A retrospective on the Brooklyn-born photographer Arthur Tress, currently on display at the Museum of Photography in Thessaloniki, reveals the endurance and simultaneous freshness of the 73-year-old artist’s surrealist oeuvre that puts him among the masters of 20th century photography.
The exhibition, a selection of 145 images taken between 1956 and 2006, was organized in collaboration with Chateau d’Eau in Toulouse and Contrejour publications, and forms part of the museum’s “Great Masters” series.
“His work is an excellent combination of the realistic and fictional aspects of photography,” Vangelis Ioakimidis, the energetic director of the Museum of Photography Thessaloniki, told Kathimerini English Edition, noting that this is the first time the images are being shown in Greece.
Tress’s early forays at the Whitney, where learned about the surrealist paintings of artists such as Magritte and Dali, influenced his vision – as did his later traveling (which also kept him from being drafted for the war in Vietnam).

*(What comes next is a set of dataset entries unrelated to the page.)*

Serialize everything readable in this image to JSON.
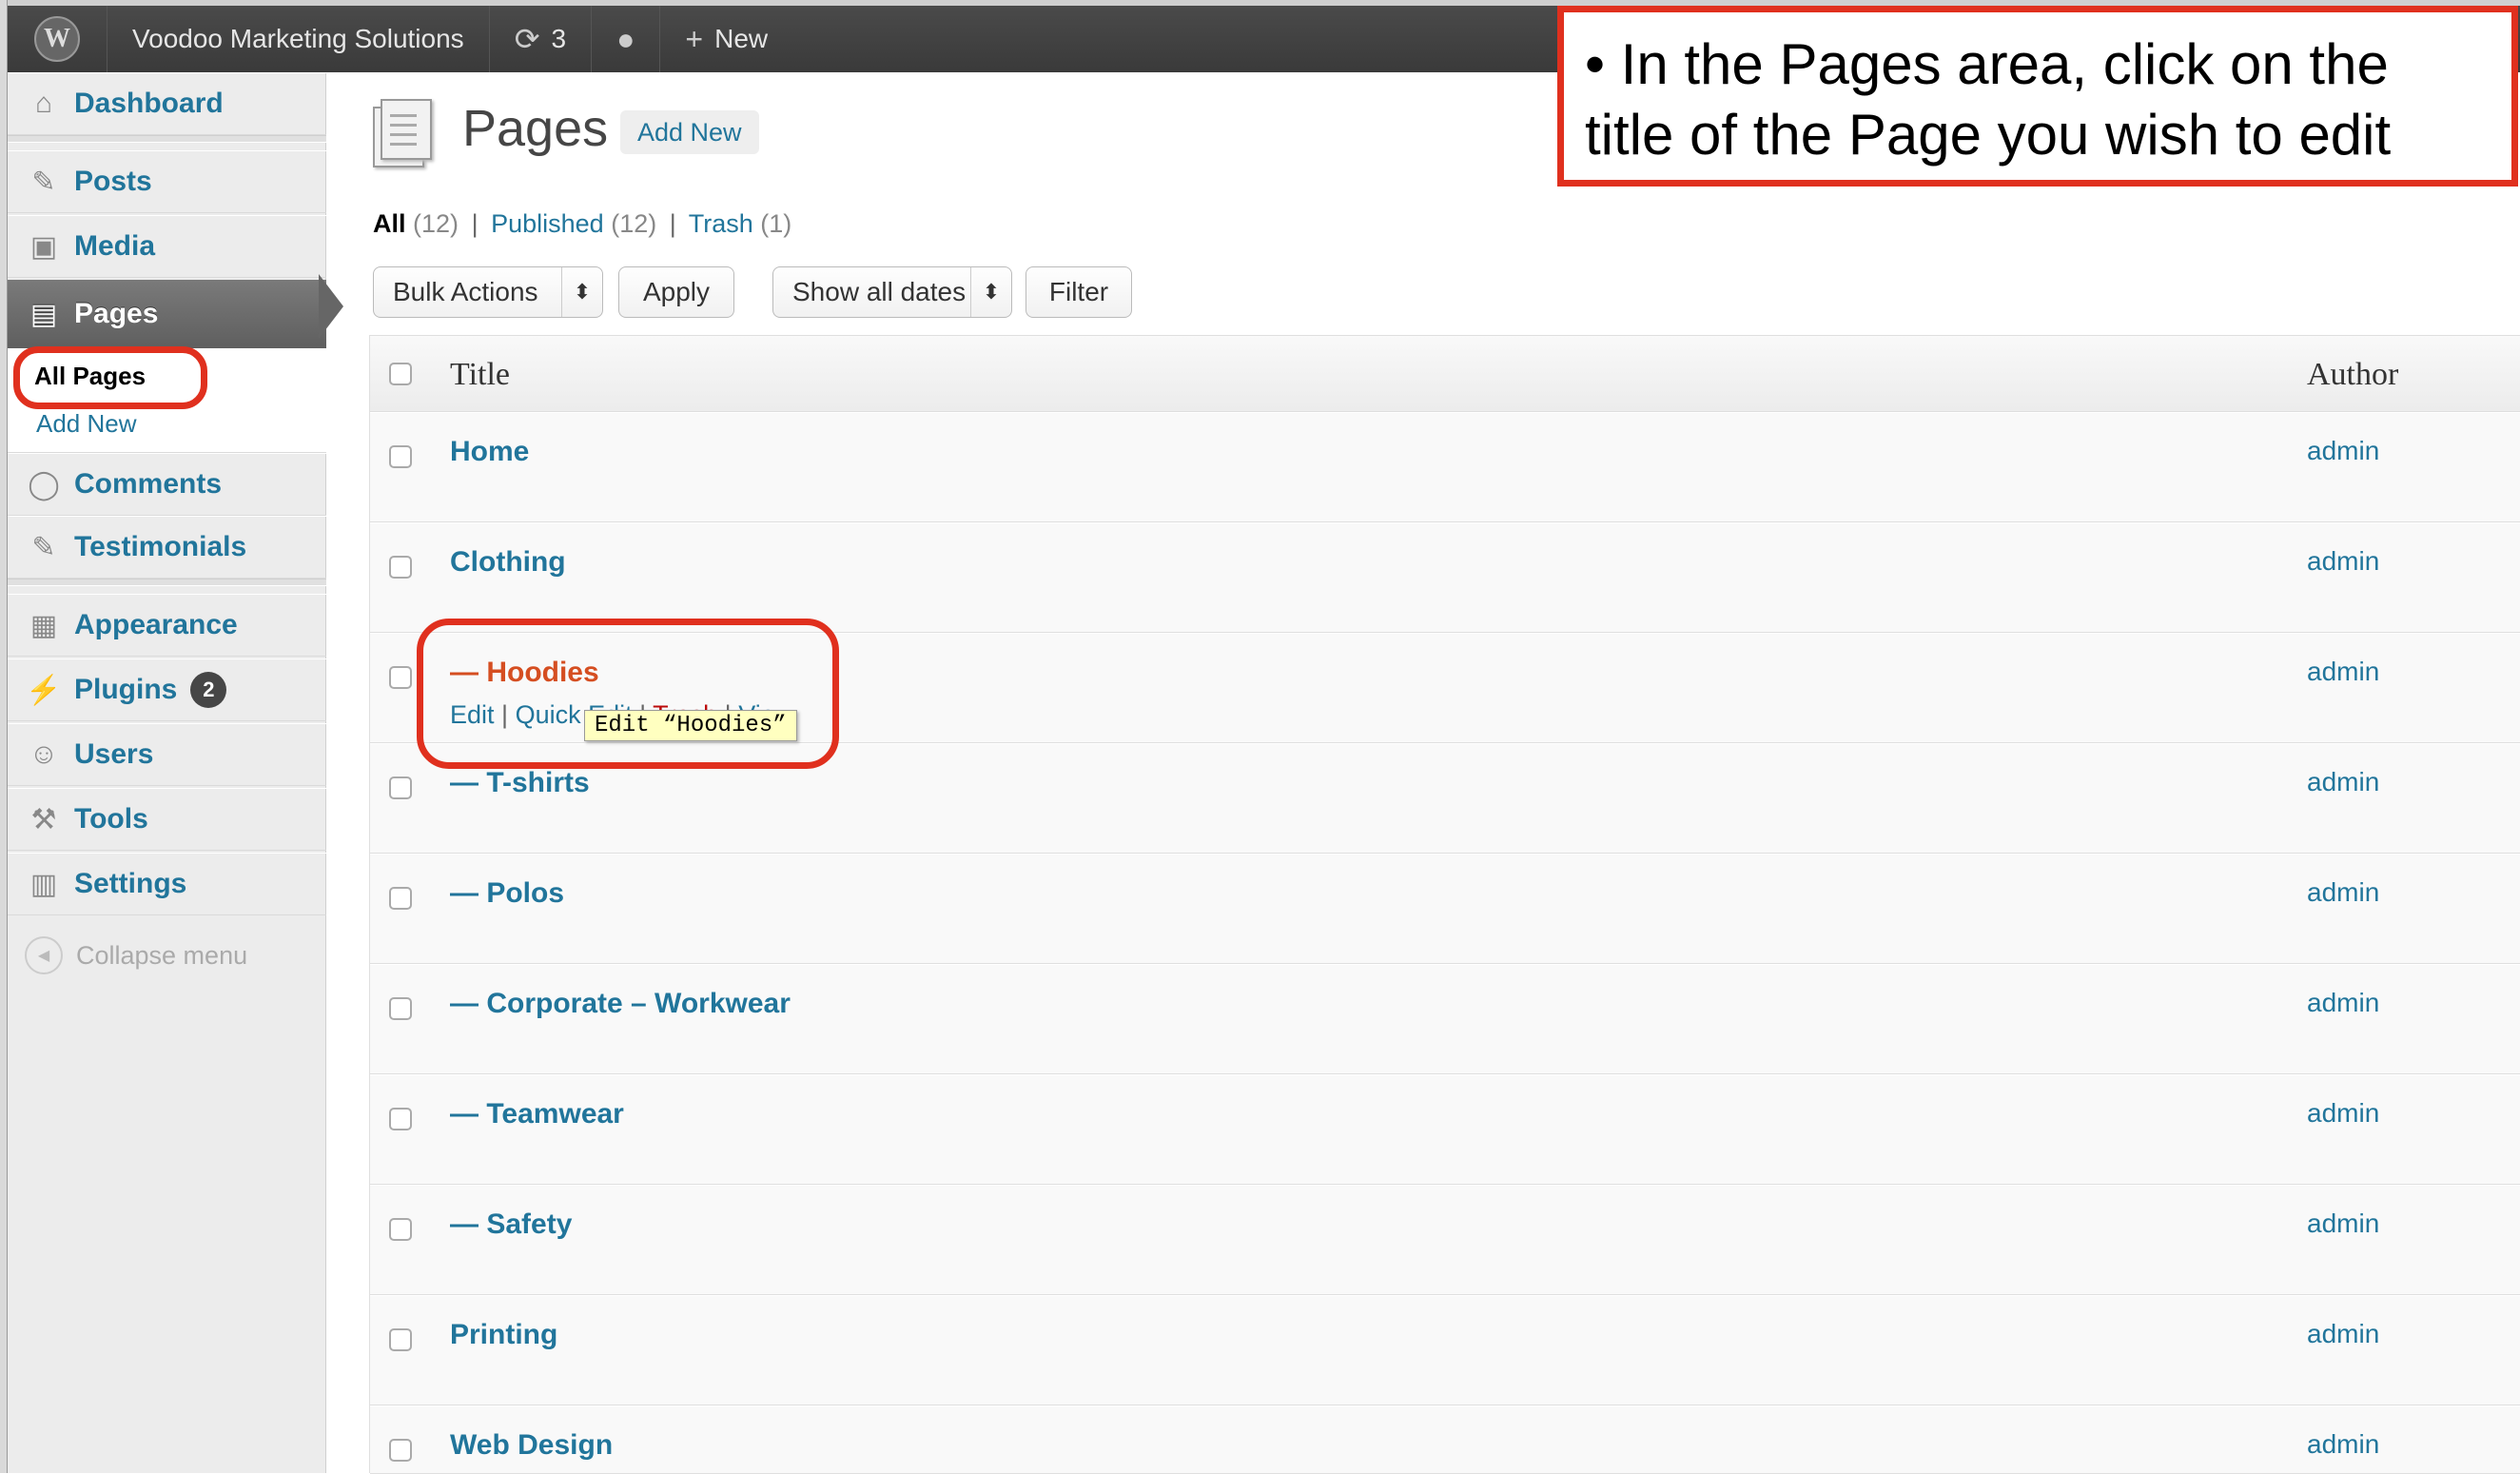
{
  "admin_bar": {
    "site_name": "Voodoo Marketing Solutions",
    "updates_count": "3",
    "new_label": "New"
  },
  "menu": {
    "items": [
      {
        "label": "Dashboard",
        "icon": "home-icon"
      },
      {
        "label": "Posts",
        "icon": "pushpin-icon"
      },
      {
        "label": "Media",
        "icon": "media-icon"
      },
      {
        "label": "Pages",
        "icon": "pages-icon"
      },
      {
        "label": "Comments",
        "icon": "comment-icon"
      },
      {
        "label": "Testimonials",
        "icon": "pushpin-icon"
      },
      {
        "label": "Appearance",
        "icon": "appearance-icon"
      },
      {
        "label": "Plugins",
        "icon": "plug-icon"
      },
      {
        "label": "Users",
        "icon": "users-icon"
      },
      {
        "label": "Tools",
        "icon": "tools-icon"
      },
      {
        "label": "Settings",
        "icon": "settings-icon"
      }
    ],
    "pages_submenu": {
      "all_pages": "All Pages",
      "add_new": "Add New"
    },
    "plugins_badge": "2",
    "collapse_label": "Collapse menu"
  },
  "content": {
    "title": "Pages",
    "add_new": "Add New",
    "filters": {
      "all": "All",
      "all_count": "(12)",
      "published": "Published",
      "published_count": "(12)",
      "trash": "Trash",
      "trash_count": "(1)",
      "separator": "|"
    },
    "bulk_actions": "Bulk Actions",
    "apply": "Apply",
    "dates": "Show all dates",
    "filter": "Filter",
    "columns": {
      "title": "Title",
      "author": "Author"
    },
    "rows": [
      {
        "title": "Home",
        "author": "admin"
      },
      {
        "title": "Clothing",
        "author": "admin"
      },
      {
        "title": "— Hoodies",
        "author": "admin"
      },
      {
        "title": "— T-shirts",
        "author": "admin"
      },
      {
        "title": "— Polos",
        "author": "admin"
      },
      {
        "title": "— Corporate – Workwear",
        "author": "admin"
      },
      {
        "title": "— Teamwear",
        "author": "admin"
      },
      {
        "title": "— Safety",
        "author": "admin"
      },
      {
        "title": "Printing",
        "author": "admin"
      },
      {
        "title": "Web Design",
        "author": "admin"
      }
    ],
    "row_actions": {
      "edit": "Edit",
      "quick_edit": "Quick Edit",
      "trash": "Trash",
      "view": "View"
    },
    "tooltip": "Edit “Hoodies”"
  },
  "annotation": {
    "text": "• In the Pages area, click on the title of the Page you wish to edit",
    "color": "#e0301e"
  }
}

He started out as a street photographer, shooting in the heart of New York as well as the suburbs – the grey zones near the bridges that connect Brooklyn to Manhattan. Using a 2 1/4 square format, either a Rolleiflex or Hasselblad, Tress soon veered into more experimental territory with dreamlike staged and sometimes manipulated compositions: A boy claws his way out of the ground with hands made of tree roots; a grim woman in sunglasses sits next to a coin-operated binoculars at Coit Tower; a young man irons the arm of his terminally ill mother.
Who Tress is – a gay Jew – naturally influenced his work. Operating from a state of “melancholic alienation,” as he put it, his clicking often became political.
“As with many photographers of my generation, I saw the camera as a means of social satire and commentary with the goal of them becoming mechanisms for political change,” Tress said in a 2012 interview.
“I was inspired by the work of the photographers of the ‘social landscape’ – Robert Frank, Bruce Davidson and Danny Lyon – who used their cameras as media weapons to expose injustice and inequality.”
Tress’s photographs have been shown worldwide and many of his works are housed in permanent collections, including those at New York’s Museum of Modern Art, the Centre Georges Pompidou in Paris and Amsterdam’s Stedelijk Museum. He has published more than 25 monographs – some of them on display at the redbrick seaside structure that houses Thessaloniki’s Photography Museum – while his archive includes more than 700,000 negatives. Tress still works as a professional photographer today.
The Tress retrospective wraps up the museum’s “Great Masters” cycle which was launched in 2007 and has featured photography giants such as Duane Michals, Bernard Plossu, Andre Kertesz and Joel Meyerowitz.
The exhibition runs until the end of March.
Thessaloniki Museum of Photography, Warehouse A, Port Complex, tel. 2310.566.716, www.thmphoto.gr